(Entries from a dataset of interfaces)
================
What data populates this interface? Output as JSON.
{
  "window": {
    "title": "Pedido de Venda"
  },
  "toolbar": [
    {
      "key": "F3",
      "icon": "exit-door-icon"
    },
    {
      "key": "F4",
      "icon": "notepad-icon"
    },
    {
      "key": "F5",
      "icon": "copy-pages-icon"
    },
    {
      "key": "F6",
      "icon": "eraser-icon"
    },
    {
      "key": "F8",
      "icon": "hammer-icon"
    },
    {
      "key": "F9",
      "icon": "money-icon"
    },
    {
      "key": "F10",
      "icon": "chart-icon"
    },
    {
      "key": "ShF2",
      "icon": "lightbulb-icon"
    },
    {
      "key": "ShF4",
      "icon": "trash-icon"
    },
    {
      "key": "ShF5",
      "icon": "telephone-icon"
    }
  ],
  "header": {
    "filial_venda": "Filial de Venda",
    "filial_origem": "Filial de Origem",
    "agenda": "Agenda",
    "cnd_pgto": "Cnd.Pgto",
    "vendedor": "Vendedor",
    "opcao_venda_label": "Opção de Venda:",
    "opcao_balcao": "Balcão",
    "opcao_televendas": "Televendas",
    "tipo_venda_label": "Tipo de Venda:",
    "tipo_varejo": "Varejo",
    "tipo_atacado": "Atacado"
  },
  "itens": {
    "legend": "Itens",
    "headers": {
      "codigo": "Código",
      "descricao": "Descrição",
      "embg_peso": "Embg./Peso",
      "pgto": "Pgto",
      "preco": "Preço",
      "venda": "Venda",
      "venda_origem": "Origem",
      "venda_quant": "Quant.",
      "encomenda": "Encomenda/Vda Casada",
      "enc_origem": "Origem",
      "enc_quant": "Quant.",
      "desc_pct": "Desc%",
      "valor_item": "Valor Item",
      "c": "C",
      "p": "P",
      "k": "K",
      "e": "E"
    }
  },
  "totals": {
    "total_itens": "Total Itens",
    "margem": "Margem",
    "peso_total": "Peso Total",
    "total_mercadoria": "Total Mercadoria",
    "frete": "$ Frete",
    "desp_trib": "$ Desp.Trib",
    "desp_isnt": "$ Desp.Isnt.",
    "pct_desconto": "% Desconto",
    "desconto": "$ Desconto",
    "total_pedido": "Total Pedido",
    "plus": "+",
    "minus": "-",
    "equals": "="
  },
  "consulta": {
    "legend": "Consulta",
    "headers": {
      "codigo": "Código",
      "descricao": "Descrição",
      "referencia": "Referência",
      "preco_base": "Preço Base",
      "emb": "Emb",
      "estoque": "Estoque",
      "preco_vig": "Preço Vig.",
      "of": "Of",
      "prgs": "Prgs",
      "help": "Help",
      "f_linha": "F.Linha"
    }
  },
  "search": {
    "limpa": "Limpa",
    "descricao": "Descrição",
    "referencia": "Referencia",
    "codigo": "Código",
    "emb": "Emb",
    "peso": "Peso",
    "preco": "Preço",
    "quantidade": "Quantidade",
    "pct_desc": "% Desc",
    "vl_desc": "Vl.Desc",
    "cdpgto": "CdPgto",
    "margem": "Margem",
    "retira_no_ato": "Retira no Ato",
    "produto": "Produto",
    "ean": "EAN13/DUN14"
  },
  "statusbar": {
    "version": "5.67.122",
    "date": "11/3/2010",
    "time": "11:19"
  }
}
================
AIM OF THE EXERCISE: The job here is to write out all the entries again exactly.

ANSWER BELOW:
What data populates this interface? Output as JSON.
{
  "window": {
    "title": "Pedido de Venda"
  },
  "toolbar": [
    {
      "key": "F3",
      "icon": "exit-door-icon"
    },
    {
      "key": "F4",
      "icon": "notepad-icon"
    },
    {
      "key": "F5",
      "icon": "copy-pages-icon"
    },
    {
      "key": "F6",
      "icon": "eraser-icon"
    },
    {
      "key": "F8",
      "icon": "hammer-icon"
    },
    {
      "key": "F9",
      "icon": "money-icon"
    },
    {
      "key": "F10",
      "icon": "chart-icon"
    },
    {
      "key": "ShF2",
      "icon": "lightbulb-icon"
    },
    {
      "key": "ShF4",
      "icon": "trash-icon"
    },
    {
      "key": "ShF5",
      "icon": "telephone-icon"
    }
  ],
  "header": {
    "filial_venda": "Filial de Venda",
    "filial_origem": "Filial de Origem",
    "agenda": "Agenda",
    "cnd_pgto": "Cnd.Pgto",
    "vendedor": "Vendedor",
    "opcao_venda_label": "Opção de Venda:",
    "opcao_balcao": "Balcão",
    "opcao_televendas": "Televendas",
    "tipo_venda_label": "Tipo de Venda:",
    "tipo_varejo": "Varejo",
    "tipo_atacado": "Atacado"
  },
  "itens": {
    "legend": "Itens",
    "headers": {
      "codigo": "Código",
      "descricao": "Descrição",
      "embg_peso": "Embg./Peso",
      "pgto": "Pgto",
      "preco": "Preço",
      "venda": "Venda",
      "venda_origem": "Origem",
      "venda_quant": "Quant.",
      "encomenda": "Encomenda/Vda Casada",
      "enc_origem": "Origem",
      "enc_quant": "Quant.",
      "desc_pct": "Desc%",
      "valor_item": "Valor Item",
      "c": "C",
      "p": "P",
      "k": "K",
      "e": "E"
    }
  },
  "totals": {
    "total_itens": "Total Itens",
    "margem": "Margem",
    "peso_total": "Peso Total",
    "total_mercadoria": "Total Mercadoria",
    "frete": "$ Frete",
    "desp_trib": "$ Desp.Trib",
    "desp_isnt": "$ Desp.Isnt.",
    "pct_desconto": "% Desconto",
    "desconto": "$ Desconto",
    "total_pedido": "Total Pedido",
    "plus": "+",
    "minus": "-",
    "equals": "="
  },
  "consulta": {
    "legend": "Consulta",
    "headers": {
      "codigo": "Código",
      "descricao": "Descrição",
      "referencia": "Referência",
      "preco_base": "Preço Base",
      "emb": "Emb",
      "estoque": "Estoque",
      "preco_vig": "Preço Vig.",
      "of": "Of",
      "prgs": "Prgs",
      "help": "Help",
      "f_linha": "F.Linha"
    }
  },
  "search": {
    "limpa": "Limpa",
    "descricao": "Descrição",
    "referencia": "Referencia",
    "codigo": "Código",
    "emb": "Emb",
    "peso": "Peso",
    "preco": "Preço",
    "quantidade": "Quantidade",
    "pct_desc": "% Desc",
    "vl_desc": "Vl.Desc",
    "cdpgto": "CdPgto",
    "margem": "Margem",
    "retira_no_ato": "Retira no Ato",
    "produto": "Produto",
    "ean": "EAN13/DUN14"
  },
  "statusbar": {
    "version": "5.67.122",
    "date": "11/3/2010",
    "time": "11:19"
  }
}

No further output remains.